The Sedition Act of 1918 (Pub.L. 65–150, 40 Stat. 553, enacted 16 May 1918) was an Act of the United States Congress that extended the Espionage Act of 1917 to cover a broader range of offenses, notably speech and the expression of opinion that cast the government or the war effort in a negative light or interfered with the sale of government bonds. Though the legislation enacted in 1918 is commonly called the Sedition Act, it was actually a set of amendments to the Espionage Act
SECTION 3. Whoever, when the United States is at war, shall willfully make or convey false reports or false statements with intent to interfere with the operation or success of the military or naval forces of the United States, or to promote the success of its enemies, or shall willfully make or convey false reports, or false statements,...or incite insubordination, disloyalty, mutiny, or refusal of duty, in the military or naval forces of the United States, or shall willfully obstruct...the recruiting or enlistment service of the United States, or...shall willfully utter, print, write, or publish any disloyal, profane, scurrilous, or abusive language about the form of government of the United States, or the Constitution of the United States, or the military or naval forces of the United States...or shall willfully display the flag of any foreign enemy, or shall willfully...urge, incite, or advocate any curtailment of production...or advocate, teach, defend, or suggest the doing of any of the acts or things in this section enumerated and whoever shall by word or act support or favor the cause of any country with which the United States is at war or by word or act oppose the cause of the United States therein, shall be punished by a fine of not more than $10,000 or imprisonment for not more than twenty years, or both.
The act, along with other similar federal laws, was used to convict at least 877 people in 1919 and 1920, according to a report by the attorney general. In 1919, the Supreme Court heard several important free speech cases—including Debs v. United States and Abrams v. United States—involving the constitutionality of the law. In both cases, the court upheld the convictions as well as the law.

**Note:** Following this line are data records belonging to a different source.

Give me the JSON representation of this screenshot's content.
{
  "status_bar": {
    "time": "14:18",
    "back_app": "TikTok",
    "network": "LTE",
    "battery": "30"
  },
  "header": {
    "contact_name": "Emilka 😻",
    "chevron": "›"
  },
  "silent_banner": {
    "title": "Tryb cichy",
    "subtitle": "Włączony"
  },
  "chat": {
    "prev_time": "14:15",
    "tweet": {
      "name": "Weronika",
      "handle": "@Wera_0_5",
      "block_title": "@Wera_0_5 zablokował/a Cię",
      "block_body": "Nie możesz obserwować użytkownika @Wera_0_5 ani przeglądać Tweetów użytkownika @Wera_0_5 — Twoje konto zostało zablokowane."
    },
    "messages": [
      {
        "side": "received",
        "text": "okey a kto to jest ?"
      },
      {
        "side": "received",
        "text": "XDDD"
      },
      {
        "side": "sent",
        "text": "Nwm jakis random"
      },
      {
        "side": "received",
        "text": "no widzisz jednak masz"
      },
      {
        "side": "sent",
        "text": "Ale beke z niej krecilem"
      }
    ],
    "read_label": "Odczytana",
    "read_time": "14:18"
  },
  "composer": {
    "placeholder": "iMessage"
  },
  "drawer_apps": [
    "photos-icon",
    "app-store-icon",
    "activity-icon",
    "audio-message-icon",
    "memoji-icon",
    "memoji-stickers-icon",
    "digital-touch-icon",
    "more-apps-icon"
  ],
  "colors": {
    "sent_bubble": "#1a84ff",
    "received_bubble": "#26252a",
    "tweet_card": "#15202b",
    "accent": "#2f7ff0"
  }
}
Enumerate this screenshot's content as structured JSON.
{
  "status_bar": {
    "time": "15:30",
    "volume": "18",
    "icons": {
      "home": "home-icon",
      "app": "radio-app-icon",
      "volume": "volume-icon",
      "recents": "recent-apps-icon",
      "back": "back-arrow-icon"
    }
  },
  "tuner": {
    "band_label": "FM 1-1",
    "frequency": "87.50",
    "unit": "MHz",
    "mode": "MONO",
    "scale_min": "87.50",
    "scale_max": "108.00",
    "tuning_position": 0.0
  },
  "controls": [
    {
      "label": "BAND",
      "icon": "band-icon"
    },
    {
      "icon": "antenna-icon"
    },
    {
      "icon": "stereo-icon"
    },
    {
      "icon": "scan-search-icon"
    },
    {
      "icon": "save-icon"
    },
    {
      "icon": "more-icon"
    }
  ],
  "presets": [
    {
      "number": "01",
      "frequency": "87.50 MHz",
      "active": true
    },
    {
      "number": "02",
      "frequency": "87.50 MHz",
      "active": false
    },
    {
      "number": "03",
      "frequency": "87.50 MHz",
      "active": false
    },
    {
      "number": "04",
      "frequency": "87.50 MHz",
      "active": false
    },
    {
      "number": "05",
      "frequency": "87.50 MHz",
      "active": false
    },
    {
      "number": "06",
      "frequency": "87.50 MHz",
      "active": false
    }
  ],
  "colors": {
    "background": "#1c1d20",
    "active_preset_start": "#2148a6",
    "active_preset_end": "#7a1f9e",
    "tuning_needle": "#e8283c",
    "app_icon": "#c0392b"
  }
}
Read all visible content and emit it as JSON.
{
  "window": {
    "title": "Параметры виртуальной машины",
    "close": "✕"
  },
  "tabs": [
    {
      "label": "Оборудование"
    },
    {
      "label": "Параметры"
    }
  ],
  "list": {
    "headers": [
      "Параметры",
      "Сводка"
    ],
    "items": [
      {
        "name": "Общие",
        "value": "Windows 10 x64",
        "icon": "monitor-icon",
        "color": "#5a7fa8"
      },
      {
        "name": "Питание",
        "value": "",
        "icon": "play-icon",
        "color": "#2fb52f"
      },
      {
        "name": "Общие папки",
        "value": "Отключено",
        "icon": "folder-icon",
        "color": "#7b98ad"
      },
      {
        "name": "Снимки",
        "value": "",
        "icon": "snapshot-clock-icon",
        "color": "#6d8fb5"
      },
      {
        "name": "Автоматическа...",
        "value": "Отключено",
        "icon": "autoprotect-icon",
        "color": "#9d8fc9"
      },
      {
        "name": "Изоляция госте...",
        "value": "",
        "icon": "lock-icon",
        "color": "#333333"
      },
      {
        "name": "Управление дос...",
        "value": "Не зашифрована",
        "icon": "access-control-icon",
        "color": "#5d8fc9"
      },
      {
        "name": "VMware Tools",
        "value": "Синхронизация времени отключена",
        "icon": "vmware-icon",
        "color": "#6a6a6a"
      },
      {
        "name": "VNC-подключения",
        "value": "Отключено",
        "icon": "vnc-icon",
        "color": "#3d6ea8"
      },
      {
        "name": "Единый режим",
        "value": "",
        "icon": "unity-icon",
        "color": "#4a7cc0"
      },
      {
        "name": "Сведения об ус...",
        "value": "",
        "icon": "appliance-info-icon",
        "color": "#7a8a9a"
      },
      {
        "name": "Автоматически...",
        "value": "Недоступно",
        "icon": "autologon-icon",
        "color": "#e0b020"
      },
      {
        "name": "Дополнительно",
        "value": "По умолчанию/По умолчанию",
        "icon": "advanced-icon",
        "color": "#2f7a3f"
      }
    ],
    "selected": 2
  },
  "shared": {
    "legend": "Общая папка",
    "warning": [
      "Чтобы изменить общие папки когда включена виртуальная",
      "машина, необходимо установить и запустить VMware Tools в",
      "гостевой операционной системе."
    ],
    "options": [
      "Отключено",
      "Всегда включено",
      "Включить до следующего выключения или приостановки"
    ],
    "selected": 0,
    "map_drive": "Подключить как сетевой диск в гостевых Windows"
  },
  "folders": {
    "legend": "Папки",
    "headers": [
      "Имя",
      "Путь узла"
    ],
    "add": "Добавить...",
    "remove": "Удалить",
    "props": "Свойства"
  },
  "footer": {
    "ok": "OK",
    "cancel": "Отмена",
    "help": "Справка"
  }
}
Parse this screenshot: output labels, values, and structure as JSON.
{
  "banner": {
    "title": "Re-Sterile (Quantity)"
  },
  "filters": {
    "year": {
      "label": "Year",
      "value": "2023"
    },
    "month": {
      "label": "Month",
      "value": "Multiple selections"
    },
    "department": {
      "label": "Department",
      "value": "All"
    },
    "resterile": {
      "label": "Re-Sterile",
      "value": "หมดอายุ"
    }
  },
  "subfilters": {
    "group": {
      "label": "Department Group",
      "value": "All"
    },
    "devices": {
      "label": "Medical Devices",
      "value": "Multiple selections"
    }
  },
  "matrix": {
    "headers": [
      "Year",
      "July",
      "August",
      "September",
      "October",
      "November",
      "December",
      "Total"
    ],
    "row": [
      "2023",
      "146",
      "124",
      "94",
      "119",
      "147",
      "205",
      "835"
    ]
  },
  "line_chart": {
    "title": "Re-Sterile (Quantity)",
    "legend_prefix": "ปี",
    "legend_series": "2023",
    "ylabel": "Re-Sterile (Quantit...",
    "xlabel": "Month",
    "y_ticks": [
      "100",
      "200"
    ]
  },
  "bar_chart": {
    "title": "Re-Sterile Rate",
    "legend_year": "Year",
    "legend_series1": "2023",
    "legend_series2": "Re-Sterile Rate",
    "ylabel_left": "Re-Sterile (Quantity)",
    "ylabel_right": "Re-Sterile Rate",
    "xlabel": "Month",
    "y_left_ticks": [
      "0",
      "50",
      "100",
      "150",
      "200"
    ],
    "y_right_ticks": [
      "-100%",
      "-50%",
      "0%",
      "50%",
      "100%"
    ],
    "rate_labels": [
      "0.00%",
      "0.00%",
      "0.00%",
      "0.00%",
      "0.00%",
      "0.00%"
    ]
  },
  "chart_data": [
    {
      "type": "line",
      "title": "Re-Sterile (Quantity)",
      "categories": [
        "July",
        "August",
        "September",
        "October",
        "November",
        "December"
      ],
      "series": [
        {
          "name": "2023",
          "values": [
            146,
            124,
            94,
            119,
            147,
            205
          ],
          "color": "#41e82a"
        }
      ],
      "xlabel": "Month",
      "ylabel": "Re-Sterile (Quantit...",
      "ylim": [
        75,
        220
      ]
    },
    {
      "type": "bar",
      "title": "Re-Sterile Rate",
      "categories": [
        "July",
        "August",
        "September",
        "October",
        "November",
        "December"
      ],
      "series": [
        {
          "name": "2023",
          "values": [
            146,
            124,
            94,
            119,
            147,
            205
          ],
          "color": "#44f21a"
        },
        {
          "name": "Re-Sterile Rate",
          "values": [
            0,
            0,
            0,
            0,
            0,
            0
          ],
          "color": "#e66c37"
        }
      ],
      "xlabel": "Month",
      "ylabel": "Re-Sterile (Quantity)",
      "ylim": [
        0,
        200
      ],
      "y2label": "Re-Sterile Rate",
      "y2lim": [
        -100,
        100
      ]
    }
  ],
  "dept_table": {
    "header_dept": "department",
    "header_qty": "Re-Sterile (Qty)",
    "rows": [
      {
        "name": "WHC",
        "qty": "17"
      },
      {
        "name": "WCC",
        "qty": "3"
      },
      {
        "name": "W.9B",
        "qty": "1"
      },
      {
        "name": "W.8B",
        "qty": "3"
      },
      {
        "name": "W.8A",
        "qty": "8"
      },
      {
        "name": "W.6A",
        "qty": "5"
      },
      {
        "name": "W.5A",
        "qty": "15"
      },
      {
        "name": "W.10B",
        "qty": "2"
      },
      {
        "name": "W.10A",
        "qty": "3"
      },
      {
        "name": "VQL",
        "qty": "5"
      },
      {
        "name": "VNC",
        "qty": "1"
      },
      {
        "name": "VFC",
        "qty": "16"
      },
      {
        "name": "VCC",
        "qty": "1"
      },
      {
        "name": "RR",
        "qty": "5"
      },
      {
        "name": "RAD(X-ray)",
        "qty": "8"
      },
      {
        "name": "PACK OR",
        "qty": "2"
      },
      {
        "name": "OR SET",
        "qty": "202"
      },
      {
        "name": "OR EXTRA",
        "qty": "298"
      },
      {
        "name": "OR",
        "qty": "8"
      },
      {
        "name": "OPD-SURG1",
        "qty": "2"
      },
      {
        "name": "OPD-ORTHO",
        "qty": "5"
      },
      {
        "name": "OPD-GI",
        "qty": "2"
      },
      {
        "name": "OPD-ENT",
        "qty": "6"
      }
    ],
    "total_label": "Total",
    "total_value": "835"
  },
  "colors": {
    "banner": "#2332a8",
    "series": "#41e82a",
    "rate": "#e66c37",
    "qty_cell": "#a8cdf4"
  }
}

As part of a sweeping repeal of War Time Laws, Congress repealed the Sedition Act on 13 December 1920. Later, President Warren Harding commuted Eugene Debs’s sentence to time served.